The Celiac Sprue Association has an excellent web site covering all aspects of this condition. Dr. Joe Galati will tonight review the most common features of this condition.

Celiac disease (CD) is a genetically linked disease with an enviornmental trigger. In people with CD, eating certain types of protein fractions, commonly called gluten, set off an autoimmune response that causes damage to the small intestine. This, in turn, causes the small intestine to lose the ability to absorb the nutrients found in food, leading to malnutrition and a variety of other complications.

The offending protein, gluten, is found in wheat, barley, rye, and to a lesser extent, oats (WBRO). Related proteins are found in triticale, spelt, kamut. Refer to grains and flours Glossary for a more extensive list of both safe and offending grains.


Celiac Disease is:

  • an inherited disease. Celiac disease effects those with a genetic predisposition.
  • linked to genetically transmitted histocompatibility cell antigens (HLA DR3-DQ2, DR5/7 DQ2, and DR4-DQ8). Other genetic links are being discovered.
  • COMMON. Approximately 1 in 133 people have CD, however, only about 3% of these have been diagnosed.
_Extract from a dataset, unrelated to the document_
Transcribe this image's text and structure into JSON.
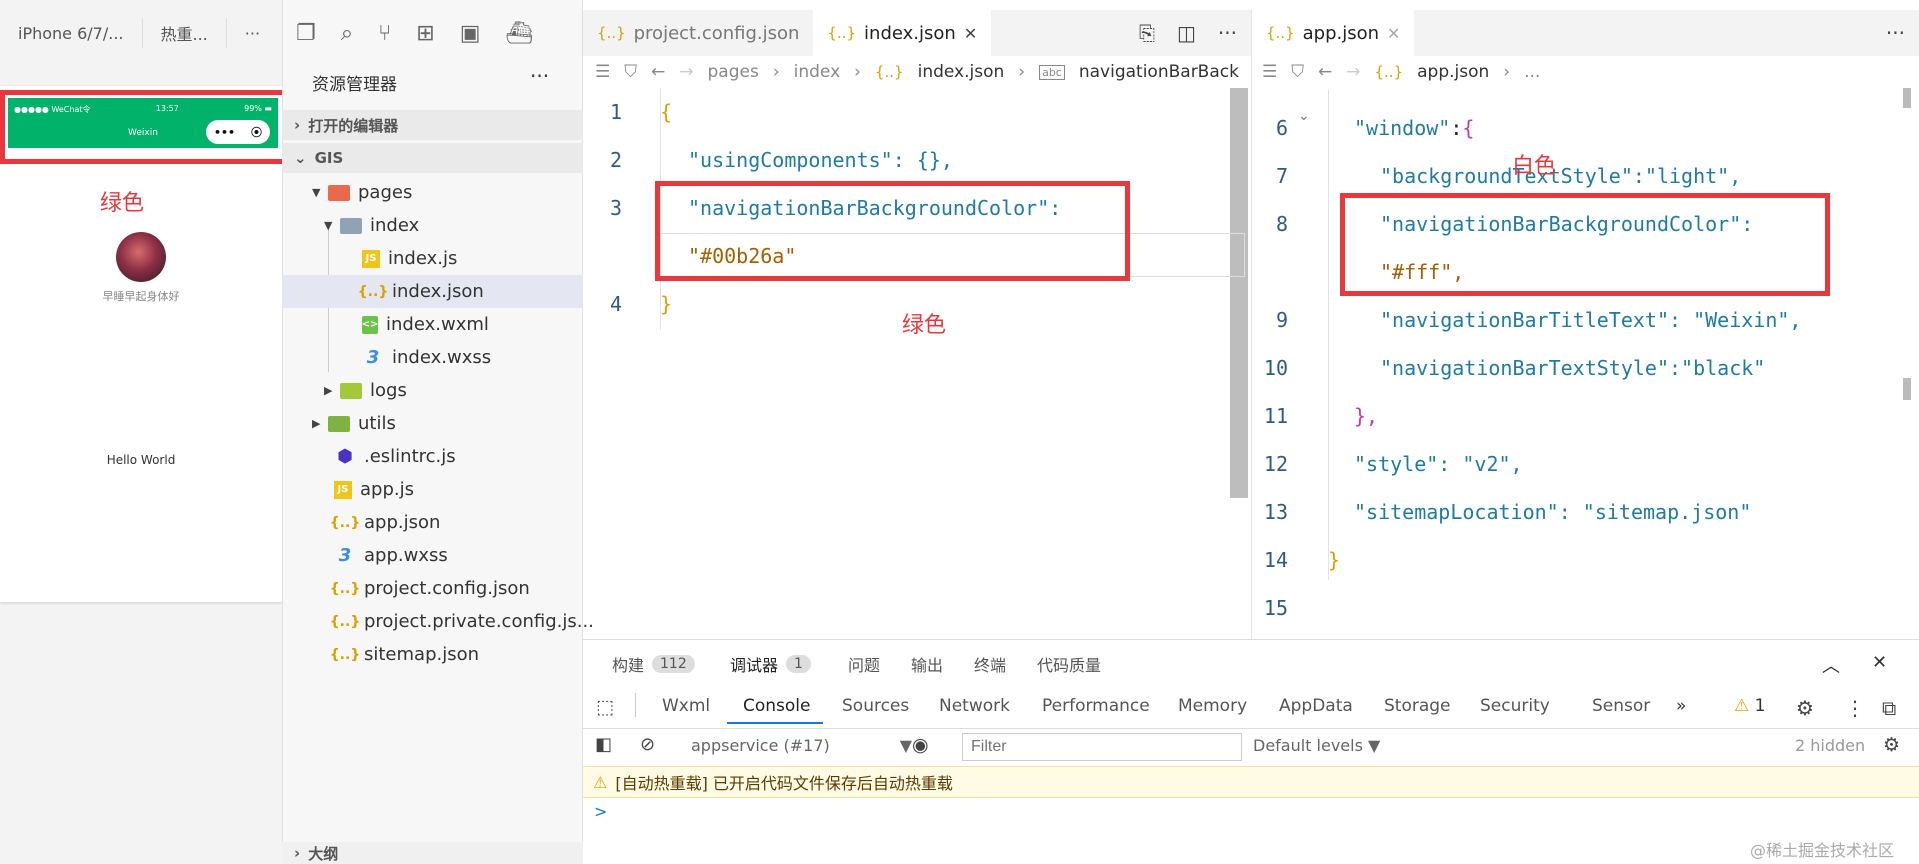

This number is based upon a milestone multi-center study of blood samples collected from 13,145 people from February 1996 to May of 2001. This means that there were over 2.1 million undiagnosed people with celiac disease in the United States in 2001.
  • characterized by (IgA mediated) damage to the mucosal lining of the small intestine which is known as villous atrophy.
  • responsible for the malabsorption of nutrients resulting in malnutrition.
  • linked to skin blisters known as dermatitis herpetiformis (DH).
  • not age-dependent. It may become active at any age.

Celiac Disease is NOT:


  • simply a food allergy (IgA).
  • an idiosyncratic reaction to food proteins (mediated by IgE).
  • typified by a rapid histamine-type reaction (such as bronchospasm, urticaria, etc.).